  8. You can't fool me. You say this article is about game design, but it's really about how to live your life.

  9. Dna like games, thought about that to. Came to the conclusion that the game with the most fun using dna is a kirby like game. Where you just get abilities from creatures without the difficult dna stuff getting in the way.

    Think other dna games are possible, but this is the most easy to create, when you distill a dna using game to only the fun parts.

  10. Hello Danc, I REALLY enjoyed your old article on a system for game notation. I know I am really late on this, but I just found it and I could not miss the opportunity to contact you, so I am hijacking this post, I hope you don't mind. I'm Alessandro Canossa, at the moment writing a Phd dissertation on level design in Denmark. I don't know how to get in touch with you, but if you have time and are curious enough to google me, please send me a line. I am not a webstalker, I'd just like to hear your opinion on my some of my articles. Ciao and thanks in advance.

  11. Nice article on how Miyamoto works. I definitely agree that the path of making a game fun is littered with the burnt corpses of game prototypes that just were not fun to begin with.

  12. Indeed, sometimes it's better to go for quantity over (what you think might become) quality. When doing concept art I rely a lot of serendipity... I think some people call it the shotgun method.

    However, I think this method of only skimming the surface for gems can sometimes lead to shallow games which try to compensate with more lateral content (unlockables, paraphrases and other easily exhaustible stuff).

    I think there's probably many great game concepts which await deeper under the surface, and you have to spend some time digging through dirt to find them. Some of my favourite games are made by people who had the vision and guts to take a shovel and walk out into the middle of a barren wasteland... where only the skeleton of the town's fool grinned back at them.

    I think the fun in some game concepts only emerges when some pretty complex parts are stacked together and functioning. These games can't be prototyped as easily (and probably aren't pitchable).

  13. Hi, Danc

    can i have your email address, there is a great idea about casual game development i want share with you .

    i look foward to your feedback , thanks

  14. btw, you can send email to me


  15. Another excellent post, Danc. :)

    Hey! I didn't know you read this blog, Arne.

  16. that reminds me of an excellent game

  17. Ideas are a dime-a-dozen.
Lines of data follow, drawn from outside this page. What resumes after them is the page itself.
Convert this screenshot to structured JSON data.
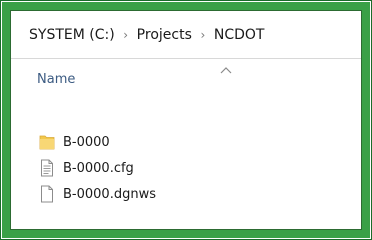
{
  "address_bar": {
    "crumbs": [
      {
        "label": "SYSTEM (C:)"
      },
      {
        "label": "Projects"
      },
      {
        "label": "NCDOT"
      }
    ],
    "separator": ">"
  },
  "column_header": {
    "name_label": "Name",
    "sort_direction": "ascending"
  },
  "files": [
    {
      "name": "B-0000",
      "icon": "folder-icon",
      "type": "folder"
    },
    {
      "name": "B-0000.cfg",
      "icon": "text-file-icon",
      "type": "cfg"
    },
    {
      "name": "B-0000.dgnws",
      "icon": "blank-file-icon",
      "type": "dgnws"
    }
  ],
  "colors": {
    "frame_green": "#3aa047",
    "folder_yellow": "#f3c84b",
    "header_text": "#3c5b82"
  }
}
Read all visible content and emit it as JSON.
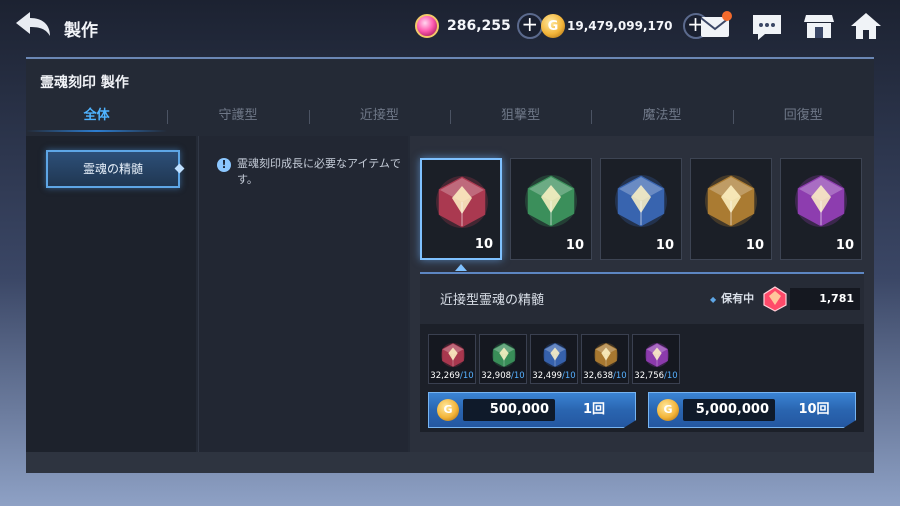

Designs aren't. And good designs are extremely rare.

  18. You know, we just went through this process, only it was a six month 'iteration' with Miyamoto on an unannounced title.

    I'm not really sure how I feel about it afterwards. The Nintendo part was fine, though we really wanted more feedback from them. I did feel rather discouraged afterwards, but I don't think it was exactly a Nintendo thing.

    Strange circles, anyway.